The results show that the correlation between climate change — i.e. the variation in temperature and precipitation between glacials and interglacials — and the loss of megafauna is weak, and can only be seen in one sub-region, namely Eurasia (Europe and Asia). “The significant loss of megafauna all over the world can therefore not be explained by climate change, even though it has definitely played a role as a driving force in changing the distribution of some species of animals. Reindeer and polar foxes were found in Central Europe during the Ice Age, for example, but they withdrew northwards as the climate became warmer,” says Postdoctoral Fellow Christopher Sandom, Aarhus University.

Extinction linked to humans

On the other hand, the results show a very strong correlation between the extinction and the history of human expansion. “We consistently find very large rates of extinction in areas where there had been no contact between wildlife and primitive human races, and which were suddenly confronted by fully developed modern humans (Homo sapiens). In general, at least 30% of the large species of animals disappeared from all such areas,” says Professor Jens-Christian Svenning, Aarhus University.

The researchers’ geographical analysis thereby points very strongly at humans as the cause of the loss of most of the large animals.

The results also draw a straight line from the prehistoric extinction of large animals via the historical regional or global extermination due to hunting (American bison, European bison, quagga, Eurasian wild horse or tarpan, and many others) to the current critical situation for a considerable number of large animals as a result of poaching and hunting (e.g. the rhino poaching epidemic).

Journal Reference:
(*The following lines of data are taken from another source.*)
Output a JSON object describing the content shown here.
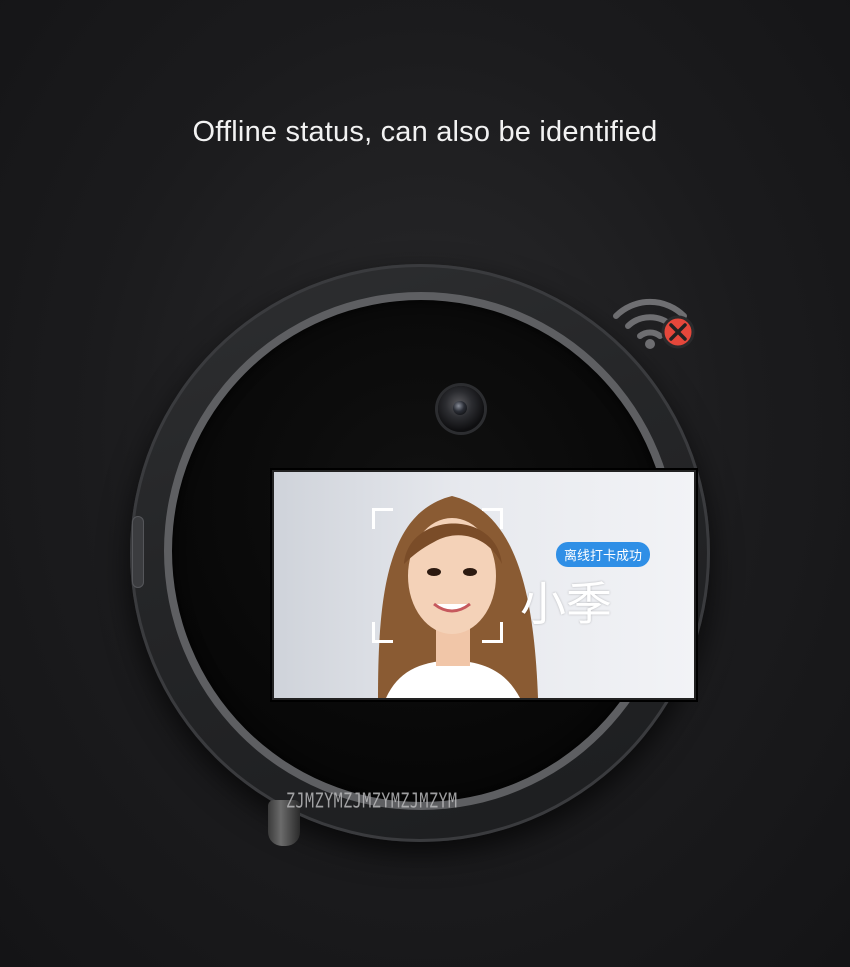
{
  "headline": "Offline status, can also be identified",
  "wifi_status": {
    "icon": "wifi-off-icon",
    "indicator_color": "#e5473b"
  },
  "screen": {
    "badge_text": "离线打卡成功",
    "name_text": "小季",
    "badge_color": "#2f8fe6"
  },
  "watermark": "ZJMZYMZJMZYMZJMZYM"
}
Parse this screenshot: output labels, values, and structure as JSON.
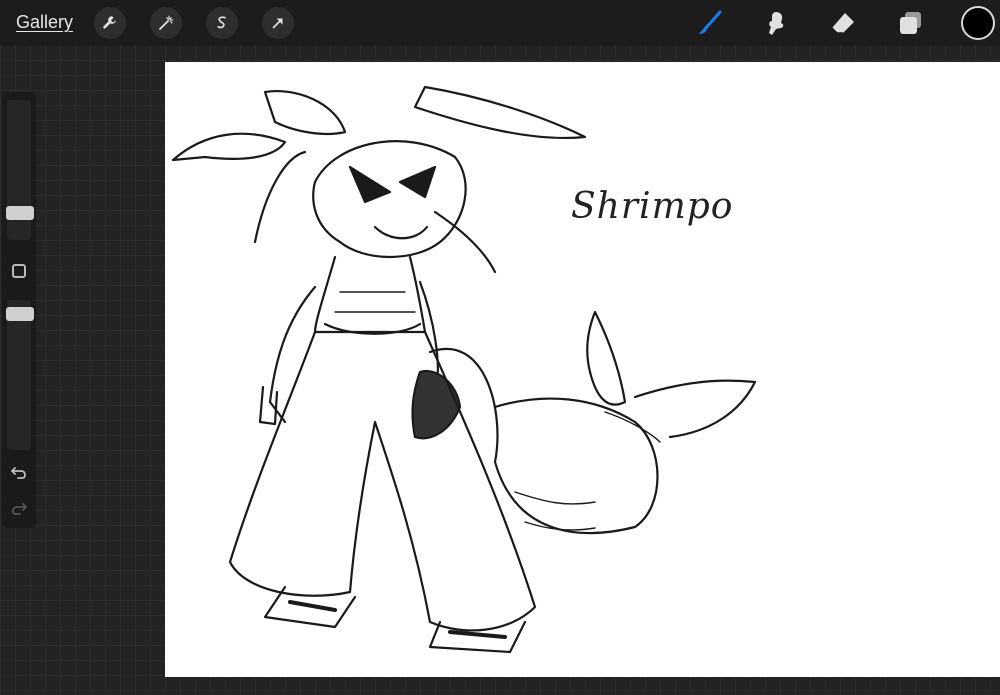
{
  "toolbar": {
    "gallery_label": "Gallery",
    "left_tools": [
      "wrench-icon",
      "magic-wand-icon",
      "selection-icon",
      "transform-arrow-icon"
    ],
    "right_tools": [
      "brush-icon",
      "smudge-icon",
      "eraser-icon",
      "layers-icon"
    ],
    "active_tool": "brush-icon",
    "accent_color": "#1e7cf2",
    "current_color": "#000000"
  },
  "sidebar": {
    "brush_size_level": 0.2,
    "opacity_level": 0.9
  },
  "canvas": {
    "handwritten_text": "Shrimpo",
    "background": "#ffffff"
  }
}
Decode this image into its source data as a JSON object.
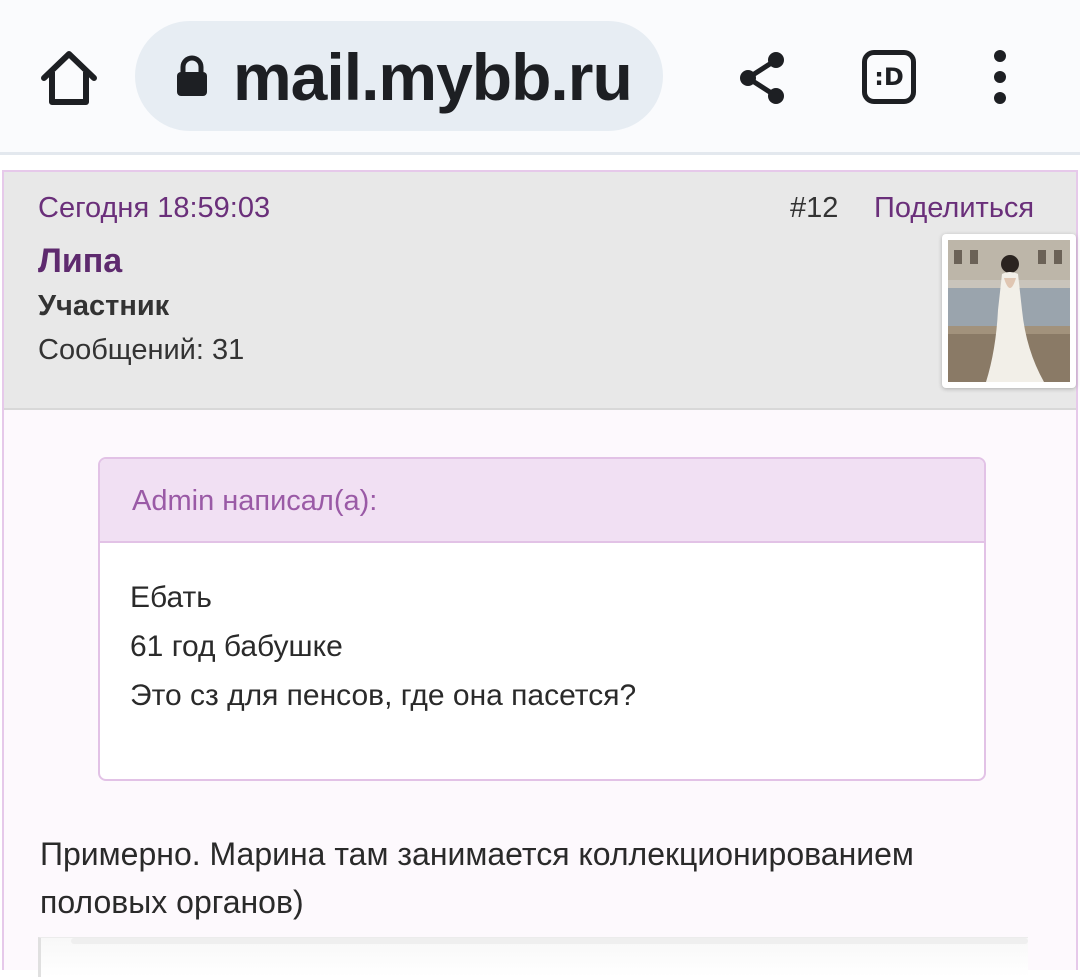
{
  "browser": {
    "url": "mail.mybb.ru",
    "tab_label": ":D"
  },
  "post": {
    "date": "Сегодня 18:59:03",
    "number": "#12",
    "share_label": "Поделиться",
    "author": {
      "name": "Липа",
      "role": "Участник",
      "posts": "Сообщений: 31"
    },
    "quote": {
      "header": "Admin написал(а):",
      "lines": [
        "Ебать",
        "61 год бабушке",
        "Это сз для пенсов, где она пасется?"
      ]
    },
    "reply_lines": [
      "Примерно. Марина там занимается коллекционированием",
      "половых органов)"
    ]
  },
  "colors": {
    "accent": "#6a2f7a",
    "quote_header_bg": "#f1e0f3",
    "header_bg": "#e8e8e8"
  }
}
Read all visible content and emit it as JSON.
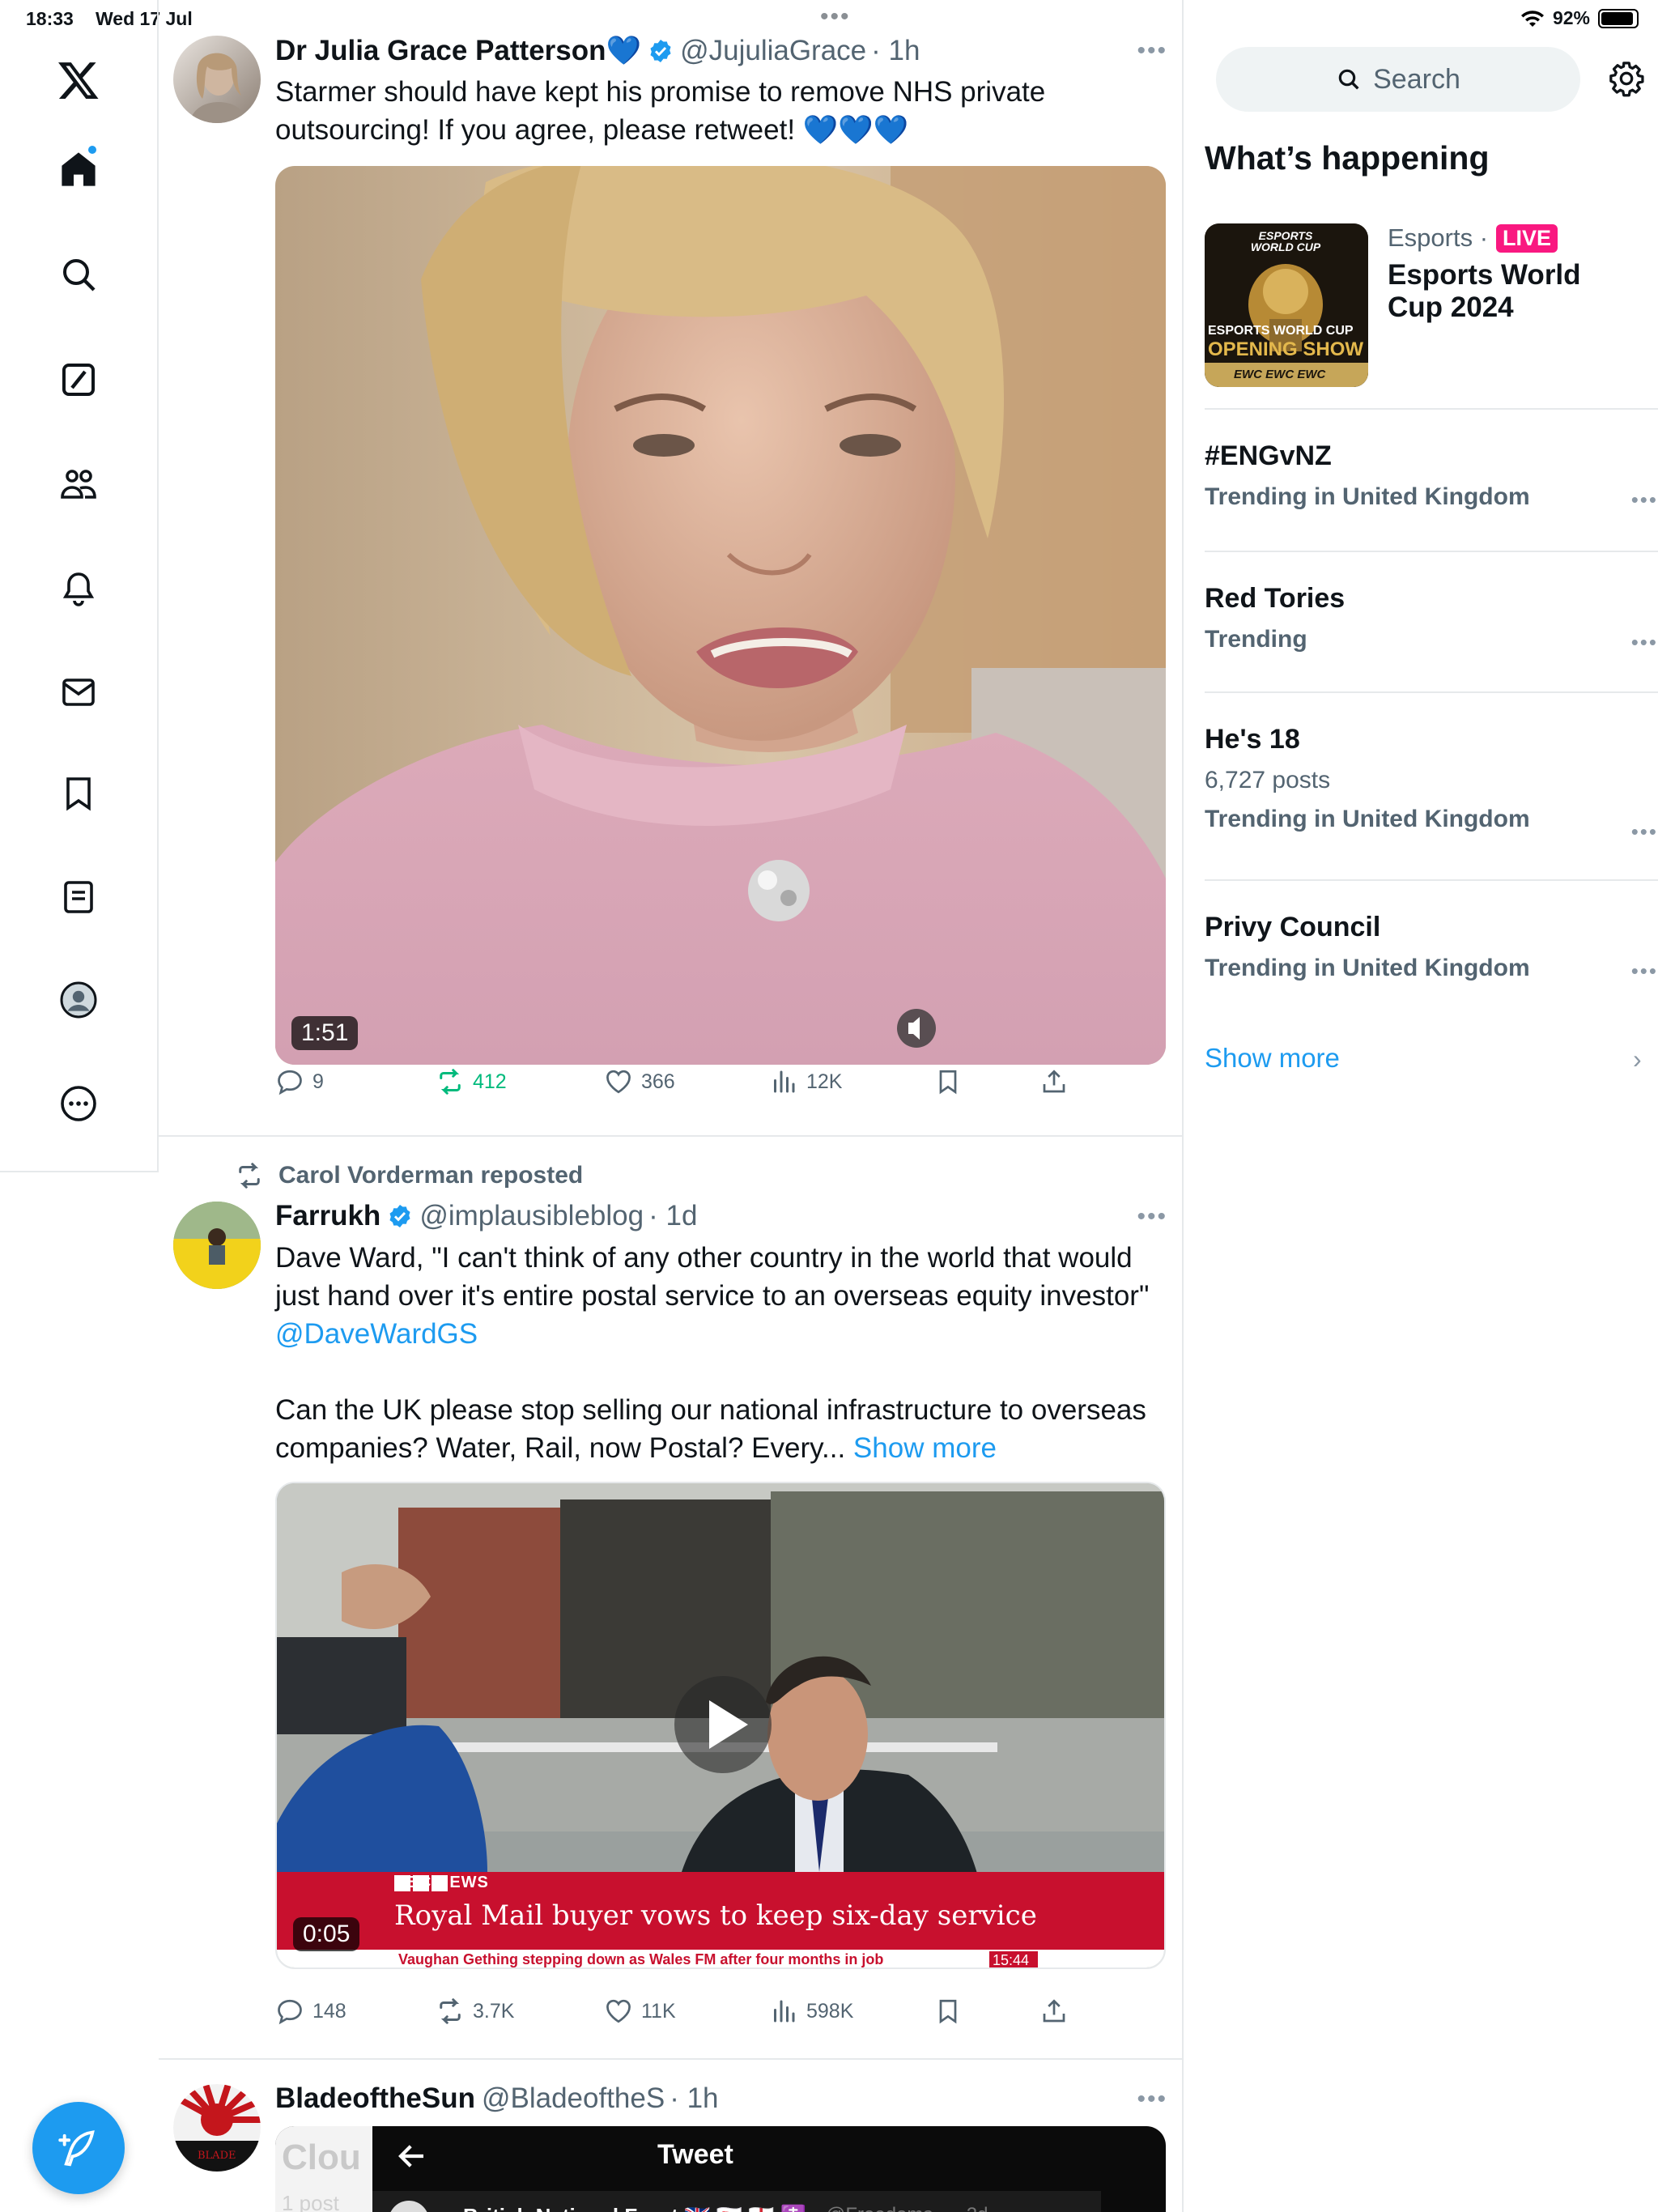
{
  "status": {
    "time": "18:33",
    "date": "Wed 17 Jul",
    "battery": "92%",
    "battery_level": 0.92
  },
  "nav": {
    "items": [
      "X logo",
      "Home",
      "Explore",
      "Grok",
      "Communities",
      "Notifications",
      "Messages",
      "Bookmarks",
      "Lists",
      "Profile",
      "More"
    ]
  },
  "tweets": [
    {
      "name": "Dr Julia Grace Patterson💙",
      "handle": "@JujuliaGrace",
      "time": "· 1h",
      "text": "Starmer should have kept his promise to remove NHS private outsourcing! If you agree, please retweet! 💙💙💙",
      "video_duration": "1:51",
      "replies": "9",
      "reposts": "412",
      "likes": "366",
      "views": "12K"
    },
    {
      "repost_by": "Carol Vorderman reposted",
      "name": "Farrukh",
      "handle": "@implausibleblog",
      "time": "· 1d",
      "text_line1": "Dave Ward, \"I can't think of any other country in the world that would just hand over it's entire postal service to an overseas equity investor\"",
      "mention": "@DaveWardGS",
      "text_line2": "Can the UK please stop selling our national infrastructure to overseas companies? Water, Rail, now Postal? Every...",
      "show_more": "Show more",
      "video_duration": "0:05",
      "news_brand": "BBC NEWS",
      "news_headline": "Royal Mail buyer vows to keep six-day service",
      "news_ticker": "Vaughan Gething stepping down as Wales FM after four months in job",
      "news_clock": "15:44",
      "replies": "148",
      "reposts": "3.7K",
      "likes": "11K",
      "views": "598K"
    },
    {
      "name": "BladeoftheSun",
      "handle": "@BladeoftheS",
      "time": "· 1h",
      "embed_title": "Tweet",
      "embed_name": "British National Front 🇬🇧 🇸🇰 🏴󠁧󠁢󠁥󠁮󠁧󠁿 ☦️",
      "embed_handle": "@Freedoms... · 2d",
      "embed_bg_title": "Clou",
      "embed_bg_posts": "1 post"
    }
  ],
  "right": {
    "search_placeholder": "Search",
    "section_title": "What’s happening",
    "featured": {
      "category": "Esports ·",
      "live": "LIVE",
      "title": "Esports World Cup 2024",
      "image_text_top": "ESPORTS WORLD CUP",
      "image_text_mid": "ESPORTS WORLD CUP",
      "image_text_show": "OPENING SHOW",
      "image_text_bottom": "EWC EWC EWC"
    },
    "trends": [
      {
        "name": "#ENGvNZ",
        "posts": "",
        "meta": "Trending in United Kingdom"
      },
      {
        "name": "Red Tories",
        "posts": "",
        "meta": "Trending"
      },
      {
        "name": "He's 18",
        "posts": "6,727 posts",
        "meta": "Trending in United Kingdom"
      },
      {
        "name": "Privy Council",
        "posts": "",
        "meta": "Trending in United Kingdom"
      }
    ],
    "show_more": "Show more"
  },
  "colors": {
    "accent": "#1d9bf0",
    "repost_active": "#00ba7c",
    "live": "#f91880",
    "bbc_red": "#c8102e"
  }
}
  1. C. Sandom, S. Faurby, B. Sandel, J.-C. Svenning. Global late Quaternary megafauna extinctions linked to humans, not climate change. Proceedings of the Royal Society B: Biological Sciences, 2014; 281 (1787): 20133254 DOI: 10.1098/rspb.2013.3254


Story Source:

The above post is reprinted from materials provided by Aarhus University. The original item was written by Anne-Mette Siem.

Study reveals environmental impact of American Indian farms centuries before Europeans arrived in North America

New evidence gathered from sediments along the Delaware River in Pennsylvania is drastically revising theories about land use by Native Americans and the impact they once had on their environment. The new research reveals that from the period between 1100-1600 small agricultural settlements up and down the Delaware River Valley caused a 50-percent increase in sediment runoff into the Delaware River. This was done primarily by burn-clearing of as much as half of the forest-cover along the Delaware’s banks.

An archaeological research site along the banks of the Raymondskill Creek in the Delaware River Valley. Click photos to enlarge. (Photo courtesy Timothy Messner)

Conducted by scientists from the Smithsonian, the Center for American Archaeology, Baylor University and Temple University, the study shows that “Colonial-era Europeans were clearly not the first people to have an impact on the waterways in North America,” says archaeobiologist Timothy Messner of the Smithsonian’s National Museum of Natural History. “Widespread sedimentation caused by intensive settlement and maize farming in the Delaware Valley began about 500 years before European settlers arrived. And this was not just happening along the Delaware, but all over Eastern North America.” A paper on this subject was published recently in the scientific journal Geology.


Continue reading “Study reveals environmental impact of American Indian farms centuries before Europeans arrived in North America”

killing in the name of…

[Image: Assorted kitchen knives on a magnetic strip.] I’m having trouble coping in a world that seems resigned to the inevitability of killing. Deliberate, premeditated killing. Whether of our “enemies” in other countries, “thugs” on our streets, or “livestock” on our farms, there always seem to be exceptions to the commandment that billions of people…

via Thou shalt not kill — the funcrunch files